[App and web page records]
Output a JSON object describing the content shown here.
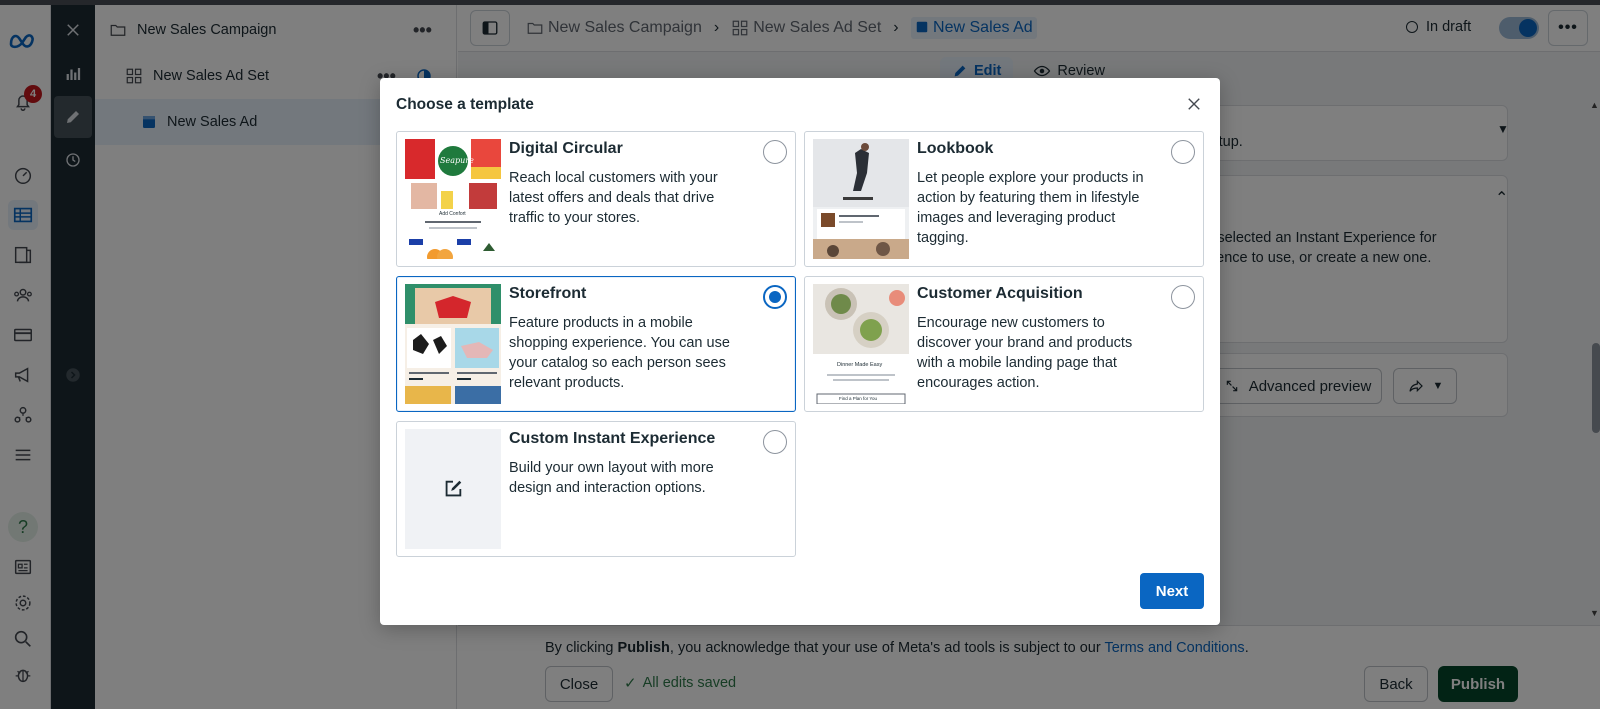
{
  "left_rail": {
    "notification_count": "4",
    "icons": [
      "meta-logo",
      "bell",
      "dashboard",
      "table",
      "pages",
      "audiences",
      "billing",
      "campaigns",
      "network",
      "menu",
      "help",
      "reports",
      "settings",
      "search",
      "debug"
    ]
  },
  "tree": {
    "campaign": "New Sales Campaign",
    "ad_set": "New Sales Ad Set",
    "ad": "New Sales Ad"
  },
  "breadcrumbs": [
    "New Sales Campaign",
    "New Sales Ad Set",
    "New Sales Ad"
  ],
  "status": {
    "label": "In draft"
  },
  "tabs": {
    "edit": "Edit",
    "review": "Review"
  },
  "background": {
    "setup_text": "nded setup.",
    "ie_line1": "haven't selected an Instant Experience for",
    "ie_line2": "t Experience to use, or create a new one.",
    "advanced_preview": "Advanced preview"
  },
  "footer": {
    "notice_prefix": "By clicking ",
    "notice_bold": "Publish",
    "notice_mid": ", you acknowledge that your use of Meta's ad tools is subject to our ",
    "notice_link": "Terms and Conditions",
    "notice_end": ".",
    "close": "Close",
    "saved": "All edits saved",
    "back": "Back",
    "publish": "Publish"
  },
  "modal": {
    "title": "Choose a template",
    "next": "Next",
    "options": [
      {
        "title": "Digital Circular",
        "desc": "Reach local customers with your latest offers and deals that drive traffic to your stores.",
        "selected": false
      },
      {
        "title": "Lookbook",
        "desc": "Let people explore your products in action by featuring them in lifestyle images and leveraging product tagging.",
        "selected": false
      },
      {
        "title": "Storefront",
        "desc": "Feature products in a mobile shopping experience. You can use your catalog so each person sees relevant products.",
        "selected": true
      },
      {
        "title": "Customer Acquisition",
        "desc": "Encourage new customers to discover your brand and products with a mobile landing page that encourages action.",
        "selected": false
      },
      {
        "title": "Custom Instant Experience",
        "desc": "Build your own layout with more design and interaction options.",
        "selected": false
      }
    ],
    "thumbs": {
      "circular_brand": "Seapure",
      "circular_caption": "Add Confort",
      "acq_caption": "Dinner Made Easy",
      "acq_button": "Find a Plan for You"
    }
  },
  "colors": {
    "accent": "#0a66c2",
    "publish": "#05472a",
    "rail_dark": "#1c2b33"
  }
}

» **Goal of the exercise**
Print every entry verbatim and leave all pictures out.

» **Solution to this task**
Output a JSON object describing the content shown here.
{
  "left_rail": {
    "notification_count": "4",
    "icons": [
      "meta-logo",
      "bell",
      "dashboard",
      "table",
      "pages",
      "audiences",
      "billing",
      "campaigns",
      "network",
      "menu",
      "help",
      "reports",
      "settings",
      "search",
      "debug"
    ]
  },
  "tree": {
    "campaign": "New Sales Campaign",
    "ad_set": "New Sales Ad Set",
    "ad": "New Sales Ad"
  },
  "breadcrumbs": [
    "New Sales Campaign",
    "New Sales Ad Set",
    "New Sales Ad"
  ],
  "status": {
    "label": "In draft"
  },
  "tabs": {
    "edit": "Edit",
    "review": "Review"
  },
  "background": {
    "setup_text": "nded setup.",
    "ie_line1": "haven't selected an Instant Experience for",
    "ie_line2": "t Experience to use, or create a new one.",
    "advanced_preview": "Advanced preview"
  },
  "footer": {
    "notice_prefix": "By clicking ",
    "notice_bold": "Publish",
    "notice_mid": ", you acknowledge that your use of Meta's ad tools is subject to our ",
    "notice_link": "Terms and Conditions",
    "notice_end": ".",
    "close": "Close",
    "saved": "All edits saved",
    "back": "Back",
    "publish": "Publish"
  },
  "modal": {
    "title": "Choose a template",
    "next": "Next",
    "options": [
      {
        "title": "Digital Circular",
        "desc": "Reach local customers with your latest offers and deals that drive traffic to your stores.",
        "selected": false
      },
      {
        "title": "Lookbook",
        "desc": "Let people explore your products in action by featuring them in lifestyle images and leveraging product tagging.",
        "selected": false
      },
      {
        "title": "Storefront",
        "desc": "Feature products in a mobile shopping experience. You can use your catalog so each person sees relevant products.",
        "selected": true
      },
      {
        "title": "Customer Acquisition",
        "desc": "Encourage new customers to discover your brand and products with a mobile landing page that encourages action.",
        "selected": false
      },
      {
        "title": "Custom Instant Experience",
        "desc": "Build your own layout with more design and interaction options.",
        "selected": false
      }
    ],
    "thumbs": {
      "circular_brand": "Seapure",
      "circular_caption": "Add Confort",
      "acq_caption": "Dinner Made Easy",
      "acq_button": "Find a Plan for You"
    }
  },
  "colors": {
    "accent": "#0a66c2",
    "publish": "#05472a",
    "rail_dark": "#1c2b33"
  }
}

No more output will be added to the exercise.